[Entries from a dataset of interfaces]
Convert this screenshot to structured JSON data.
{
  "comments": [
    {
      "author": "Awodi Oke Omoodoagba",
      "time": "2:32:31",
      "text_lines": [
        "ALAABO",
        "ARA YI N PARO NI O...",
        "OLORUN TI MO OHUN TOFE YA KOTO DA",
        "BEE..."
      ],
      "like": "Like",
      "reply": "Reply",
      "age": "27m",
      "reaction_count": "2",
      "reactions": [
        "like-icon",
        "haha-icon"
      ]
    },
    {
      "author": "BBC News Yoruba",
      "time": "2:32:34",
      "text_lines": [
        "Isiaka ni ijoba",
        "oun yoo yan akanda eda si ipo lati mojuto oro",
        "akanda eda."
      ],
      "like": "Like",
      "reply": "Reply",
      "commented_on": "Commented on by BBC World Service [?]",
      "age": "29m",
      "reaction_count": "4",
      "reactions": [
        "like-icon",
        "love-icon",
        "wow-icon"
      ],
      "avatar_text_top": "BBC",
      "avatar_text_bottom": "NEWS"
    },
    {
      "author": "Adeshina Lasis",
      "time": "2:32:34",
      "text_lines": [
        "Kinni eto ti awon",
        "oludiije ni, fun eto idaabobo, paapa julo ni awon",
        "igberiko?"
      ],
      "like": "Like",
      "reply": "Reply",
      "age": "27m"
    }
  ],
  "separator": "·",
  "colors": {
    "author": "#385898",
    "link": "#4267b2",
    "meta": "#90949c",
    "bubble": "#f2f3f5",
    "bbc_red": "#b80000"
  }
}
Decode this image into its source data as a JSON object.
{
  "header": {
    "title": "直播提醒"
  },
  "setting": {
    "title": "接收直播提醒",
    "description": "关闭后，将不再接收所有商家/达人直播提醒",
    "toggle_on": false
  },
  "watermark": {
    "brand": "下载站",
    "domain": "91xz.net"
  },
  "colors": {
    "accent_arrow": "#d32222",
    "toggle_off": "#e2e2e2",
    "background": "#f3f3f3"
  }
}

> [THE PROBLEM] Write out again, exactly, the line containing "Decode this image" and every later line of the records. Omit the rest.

> [RESULT]
Decode this image into its source data as a JSON object.
{
  "header": {
    "title": "直播提醒"
  },
  "setting": {
    "title": "接收直播提醒",
    "description": "关闭后，将不再接收所有商家/达人直播提醒",
    "toggle_on": false
  },
  "watermark": {
    "brand": "下载站",
    "domain": "91xz.net"
  },
  "colors": {
    "accent_arrow": "#d32222",
    "toggle_off": "#e2e2e2",
    "background": "#f3f3f3"
  }
}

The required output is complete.